One day, after having stayed at the Hotel Chelsea for over a week, a stranger knocked on our door.  He introduced himself as Rev. Clarence Howard, a Dutch Reformed minister from Jersey City.  Our sponsoring organization had sent him to take us along to his congregation, where we were to begin our new lives in America.

Rev. Howard was a tall man in his 40s, with an infectious smile and radiating kindness.  He told us that a family in his congregation who had immigrated from Hungary before World War I had volunteered to take us in until employment and a permanent shelter could be secured for us.  Then he took us downstairs to his waiting car and drove us to Jersey City across the Hudson River.

We crossed the river by ferry.  It was an unforgettable sight to behold the magnificent New York skyscrapers from the deck of the boat.  As we were crossing the river, my mother became emotional and began to cry.
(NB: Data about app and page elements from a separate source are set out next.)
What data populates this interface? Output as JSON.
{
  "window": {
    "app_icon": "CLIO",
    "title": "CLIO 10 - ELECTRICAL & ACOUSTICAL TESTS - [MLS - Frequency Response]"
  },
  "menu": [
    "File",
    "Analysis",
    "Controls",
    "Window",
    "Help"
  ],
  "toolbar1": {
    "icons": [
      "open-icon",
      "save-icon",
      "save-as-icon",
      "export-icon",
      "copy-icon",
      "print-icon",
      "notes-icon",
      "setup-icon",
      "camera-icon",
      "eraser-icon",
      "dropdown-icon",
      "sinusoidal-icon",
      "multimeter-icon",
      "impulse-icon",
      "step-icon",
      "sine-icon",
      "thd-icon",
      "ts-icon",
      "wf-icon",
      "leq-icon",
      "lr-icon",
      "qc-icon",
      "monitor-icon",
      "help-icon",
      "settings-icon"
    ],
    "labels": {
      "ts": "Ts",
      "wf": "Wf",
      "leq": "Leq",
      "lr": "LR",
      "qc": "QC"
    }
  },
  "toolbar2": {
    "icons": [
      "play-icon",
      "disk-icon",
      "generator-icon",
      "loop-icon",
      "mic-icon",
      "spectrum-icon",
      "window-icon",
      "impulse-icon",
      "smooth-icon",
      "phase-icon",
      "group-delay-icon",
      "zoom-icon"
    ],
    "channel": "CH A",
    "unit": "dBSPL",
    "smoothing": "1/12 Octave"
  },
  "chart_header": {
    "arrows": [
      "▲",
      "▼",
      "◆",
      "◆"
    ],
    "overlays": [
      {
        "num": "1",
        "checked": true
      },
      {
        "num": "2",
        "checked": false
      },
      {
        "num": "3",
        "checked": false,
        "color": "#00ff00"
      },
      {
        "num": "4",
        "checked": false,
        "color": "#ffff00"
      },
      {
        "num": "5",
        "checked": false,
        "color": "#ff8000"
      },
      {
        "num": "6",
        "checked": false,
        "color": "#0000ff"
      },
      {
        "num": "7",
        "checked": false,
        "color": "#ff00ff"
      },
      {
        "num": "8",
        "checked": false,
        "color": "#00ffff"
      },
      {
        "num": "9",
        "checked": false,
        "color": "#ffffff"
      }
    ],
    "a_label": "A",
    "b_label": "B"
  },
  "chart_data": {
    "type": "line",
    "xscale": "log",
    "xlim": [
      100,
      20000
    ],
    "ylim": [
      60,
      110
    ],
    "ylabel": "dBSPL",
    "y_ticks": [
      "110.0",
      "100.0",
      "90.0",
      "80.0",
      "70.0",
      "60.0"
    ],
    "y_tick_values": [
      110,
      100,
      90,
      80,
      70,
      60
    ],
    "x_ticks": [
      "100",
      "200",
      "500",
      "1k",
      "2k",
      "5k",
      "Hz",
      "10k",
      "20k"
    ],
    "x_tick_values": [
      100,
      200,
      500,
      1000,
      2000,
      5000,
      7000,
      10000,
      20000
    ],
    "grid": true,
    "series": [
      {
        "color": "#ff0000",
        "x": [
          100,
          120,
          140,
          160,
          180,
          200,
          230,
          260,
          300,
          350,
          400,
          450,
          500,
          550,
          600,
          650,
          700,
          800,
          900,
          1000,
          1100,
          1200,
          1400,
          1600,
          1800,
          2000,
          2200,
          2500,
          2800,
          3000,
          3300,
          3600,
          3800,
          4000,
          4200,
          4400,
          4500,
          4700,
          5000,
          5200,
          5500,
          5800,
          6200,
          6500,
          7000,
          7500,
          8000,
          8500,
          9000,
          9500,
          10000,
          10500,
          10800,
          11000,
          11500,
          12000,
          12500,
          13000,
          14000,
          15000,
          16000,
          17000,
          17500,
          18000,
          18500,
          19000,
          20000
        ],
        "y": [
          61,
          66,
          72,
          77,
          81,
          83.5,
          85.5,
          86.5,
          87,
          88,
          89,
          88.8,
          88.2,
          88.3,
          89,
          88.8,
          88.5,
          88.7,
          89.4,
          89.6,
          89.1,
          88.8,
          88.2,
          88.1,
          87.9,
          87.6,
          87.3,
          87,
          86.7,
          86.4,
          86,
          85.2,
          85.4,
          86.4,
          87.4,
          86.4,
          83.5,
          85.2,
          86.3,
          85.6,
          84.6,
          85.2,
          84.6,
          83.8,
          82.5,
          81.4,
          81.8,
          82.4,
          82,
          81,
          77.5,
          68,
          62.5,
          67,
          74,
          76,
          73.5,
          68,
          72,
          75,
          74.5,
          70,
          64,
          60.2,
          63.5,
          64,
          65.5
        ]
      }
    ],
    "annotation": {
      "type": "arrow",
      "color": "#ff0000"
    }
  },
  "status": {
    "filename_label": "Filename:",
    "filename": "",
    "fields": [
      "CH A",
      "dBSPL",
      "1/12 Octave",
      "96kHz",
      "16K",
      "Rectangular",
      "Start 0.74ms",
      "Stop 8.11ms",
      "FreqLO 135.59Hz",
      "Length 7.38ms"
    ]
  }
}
Strangely, the tears that flowed down her face were not prompted by the joy of the occasion but by the sorrow of having had to leave our homeland behind, and a sense of apprehension because of our uncertain future.  In contrast, my father and I were excitedly and optimistically looking forward to our new lives in America.

Within a few minutes of reaching the New Jersey shore, Rev. Howard stopped at a modest little house on Pine Street, in a decaying neighborhood.  Awaiting us at the curb with outstretched arms and a cheerful smile stood Mrs. Toth, a kind and matronly woman in her 50s.  To this day, I see her standing in front of us, exclaiming: “Isten hozta magukat Amerikába!”  (“God has brought you to America!”).

This moment was the beginning of our lives in the New World.

by Emery Lazar, Castleton

[Part 1 of this saga can be found here.]